A LIGHTBULB lights up above Bugs Bunny’s head.
This is one step from just conveying information. These images convey thoughts or emotions. They are a vital piece of filmmaking and can as obvious as a cartoon or used more subtly. Clueless has a moment where its main character suddenly gets a clue. The image they chose could have come right out of a Chuck Jones directed short. But this technique has also been used by the likes of Akira Kurosawa and other masters of filmmaking. So there is a wide range of usage for this technique.
Cause and Effect:
A CANDLE burns through a STRING which releases a HAMMER which strikes a BOWLING BALL which sends it rolling down a TRACK.
Cause and effect is a major part of storytelling in general. We all know about structuring our screenplay but the individual scenes also need a structure. That’s where cause and effect come in. Things shouldn’t just be happening randomly in a scene. Actions should provoke reactions. And sometimes the best way to picture this is to remember those old Roadrunner cartoons. In every great stage play no line or action is unmotivated. Every move and gesture is a reaction to what immediately preceded it. The bowling ball won’t roll down that track until after the boot kicks it.
Also this is a great way to give your scripts a feeling of movement. I see a lot of new writers waste time in their scripts describing tracking shots. Every Frame a Painting has another great video on tracking shots.
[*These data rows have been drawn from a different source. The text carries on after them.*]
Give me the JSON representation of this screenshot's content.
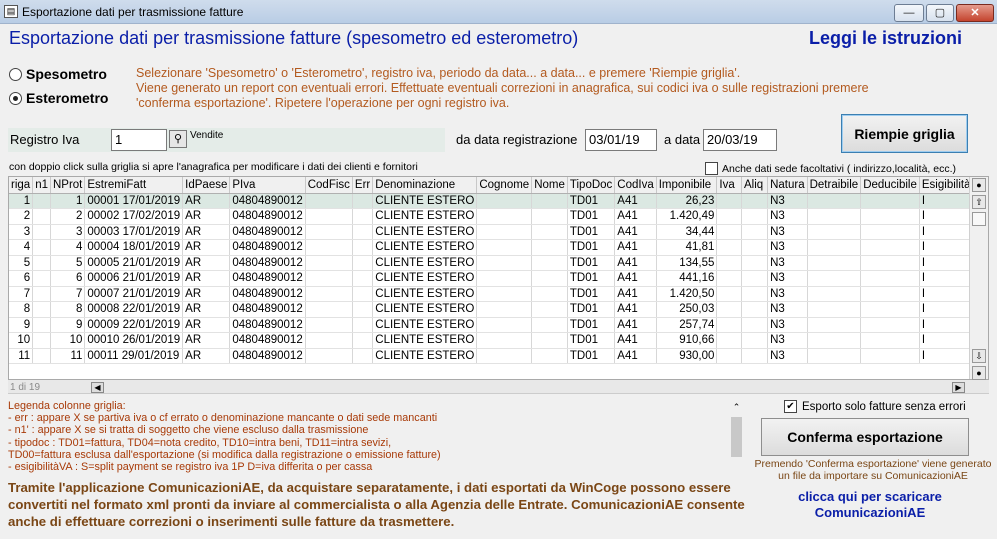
{
  "window": {
    "title": "Esportazione dati per trasmissione fatture"
  },
  "header": {
    "title": "Esportazione dati per trasmissione fatture (spesometro ed esterometro)",
    "help_link": "Leggi le istruzioni"
  },
  "mode": {
    "options": [
      "Spesometro",
      "Esterometro"
    ],
    "selected": "Esterometro"
  },
  "instructions": [
    "Selezionare 'Spesometro' o 'Esterometro', registro iva, periodo da data... a data... e premere 'Riempie griglia'.",
    "Viene generato un report con eventuali errori. Effettuate eventuali correzioni in anagrafica, sui codici iva o sulle registrazioni premere",
    "'conferma esportazione'. Ripetere l'operazione per ogni registro iva."
  ],
  "registro": {
    "label": "Registro Iva",
    "value": "1",
    "description": "Vendite"
  },
  "date_range": {
    "from_label": "da data registrazione",
    "from_value": "03/01/19",
    "to_label": "a data",
    "to_value": "20/03/19"
  },
  "fill_button": "Riempie griglia",
  "grid_hint": "con doppio click sulla griglia si apre l'anagrafica per modificare i dati dei clienti e fornitori",
  "optional_checkbox": {
    "label": "Anche dati sede facoltativi ( indirizzo,località, ecc.)",
    "checked": false
  },
  "grid": {
    "columns": [
      "riga",
      "n1",
      "NProt",
      "EstremiFatt",
      "IdPaese",
      "PIva",
      "CodFisc",
      "Err",
      "Denominazione",
      "Cognome",
      "Nome",
      "TipoDoc",
      "CodIva",
      "Imponibile",
      "Iva",
      "Aliq",
      "Natura",
      "Detraibile",
      "Deducibile",
      "EsigibilitàVA"
    ],
    "rows": [
      [
        "1",
        "",
        "1",
        "00001 17/01/2019",
        "AR",
        "04804890012",
        "",
        "",
        "CLIENTE ESTERO",
        "",
        "",
        "TD01",
        "A41",
        "26,23",
        "",
        "",
        "N3",
        "",
        "",
        "I"
      ],
      [
        "2",
        "",
        "2",
        "00002 17/02/2019",
        "AR",
        "04804890012",
        "",
        "",
        "CLIENTE ESTERO",
        "",
        "",
        "TD01",
        "A41",
        "1.420,49",
        "",
        "",
        "N3",
        "",
        "",
        "I"
      ],
      [
        "3",
        "",
        "3",
        "00003 17/01/2019",
        "AR",
        "04804890012",
        "",
        "",
        "CLIENTE ESTERO",
        "",
        "",
        "TD01",
        "A41",
        "34,44",
        "",
        "",
        "N3",
        "",
        "",
        "I"
      ],
      [
        "4",
        "",
        "4",
        "00004 18/01/2019",
        "AR",
        "04804890012",
        "",
        "",
        "CLIENTE ESTERO",
        "",
        "",
        "TD01",
        "A41",
        "41,81",
        "",
        "",
        "N3",
        "",
        "",
        "I"
      ],
      [
        "5",
        "",
        "5",
        "00005 21/01/2019",
        "AR",
        "04804890012",
        "",
        "",
        "CLIENTE ESTERO",
        "",
        "",
        "TD01",
        "A41",
        "134,55",
        "",
        "",
        "N3",
        "",
        "",
        "I"
      ],
      [
        "6",
        "",
        "6",
        "00006 21/01/2019",
        "AR",
        "04804890012",
        "",
        "",
        "CLIENTE ESTERO",
        "",
        "",
        "TD01",
        "A41",
        "441,16",
        "",
        "",
        "N3",
        "",
        "",
        "I"
      ],
      [
        "7",
        "",
        "7",
        "00007 21/01/2019",
        "AR",
        "04804890012",
        "",
        "",
        "CLIENTE ESTERO",
        "",
        "",
        "TD01",
        "A41",
        "1.420,50",
        "",
        "",
        "N3",
        "",
        "",
        "I"
      ],
      [
        "8",
        "",
        "8",
        "00008 22/01/2019",
        "AR",
        "04804890012",
        "",
        "",
        "CLIENTE ESTERO",
        "",
        "",
        "TD01",
        "A41",
        "250,03",
        "",
        "",
        "N3",
        "",
        "",
        "I"
      ],
      [
        "9",
        "",
        "9",
        "00009 22/01/2019",
        "AR",
        "04804890012",
        "",
        "",
        "CLIENTE ESTERO",
        "",
        "",
        "TD01",
        "A41",
        "257,74",
        "",
        "",
        "N3",
        "",
        "",
        "I"
      ],
      [
        "10",
        "",
        "10",
        "00010 26/01/2019",
        "AR",
        "04804890012",
        "",
        "",
        "CLIENTE ESTERO",
        "",
        "",
        "TD01",
        "A41",
        "910,66",
        "",
        "",
        "N3",
        "",
        "",
        "I"
      ],
      [
        "11",
        "",
        "11",
        "00011 29/01/2019",
        "AR",
        "04804890012",
        "",
        "",
        "CLIENTE ESTERO",
        "",
        "",
        "TD01",
        "A41",
        "930,00",
        "",
        "",
        "N3",
        "",
        "",
        "I"
      ]
    ],
    "page_count": "1 di 19"
  },
  "legend": [
    "Legenda colonne griglia:",
    "- err  : appare X se partiva iva o cf errato o denominazione mancante o dati sede mancanti",
    "- n1'  : appare X se si tratta di soggetto che viene escluso dalla trasmissione",
    "- tipodoc : TD01=fattura, TD04=nota credito, TD10=intra beni, TD11=intra sevizi,",
    "   TD00=fattura esclusa dall'esportazione (si modifica dalla registrazione o emissione fatture)",
    "- esigibilitàVA :  S=split payment se registro iva 1P  D=iva differita o per cassa"
  ],
  "promo": "Tramite l'applicazione  ComunicazioniAE, da acquistare separatamente, i dati esportati da WinCoge possono essere convertiti nel formato xml pronti da inviare al commercialista o alla Agenzia delle Entrate. ComunicazioniAE consente anche di effettuare correzioni o inserimenti sulle fatture da trasmettere.",
  "export_checkbox": {
    "label": "Esporto solo fatture senza errori",
    "checked": true
  },
  "confirm_button": "Conferma esportazione",
  "confirm_note": "Premendo 'Conferma esportazione' viene generato un file da importare su ComunicazioniAE",
  "download_link": "clicca qui per scaricare ComunicazioniAE"
}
To sum up, a tracking is just there to compress an entire sequence into a single take. A lot of new writers are so dazzled by the technique they fail to see its purpose in the story. So they end up wasting paragraphs describing the movement of a camera. With most tracking shots the movement isn’t what’s important. It’s the visual information contained within the shot that’s important. And that visual information is in a tracking shot because it flows from one image to another. Almost as if it were a Rube Goldberg device.
A FLUFFY BUNNY hops down a road towards a DARK, SCARY CASTLE
Once we get to contrast we start delving into the more sophisticated techniques of visual storytelling. Visually contrasting elements can do so many things at once. First off it creates tension, and tension is the stuff of drama (or comedy.) If you introduce two contrasting images the reader and the audience will naturally feel something is off without a word being uttered on screen. That tension can give the audience information. It can be an externalization of what the characters are thinking and feeling. And it can give a sense a movement. The above example doesn’t specify any camera movement but it’s the kind of shot DPs and directors can have fun with.
These are just some of the visual storytelling basics that we’ve all been exposed to throughout our childhoods, thanks to cartoons. We shouldn’t be embarrassed to call on these memories when we practice our visual storytelling. You want to learn from the best? There are few better in film history than Chuck Jones.
- More articles by Michael Lee
- How to SHOUT Effectively: Using ALL CAPS to Enhance Your Visual Storytelling
- Storytelling Strategies: ‘Frozen’ Expectations
Get more tips on writing live action with William Martell’s webinar
Visual Storytelling: Actions Speak Louder than Words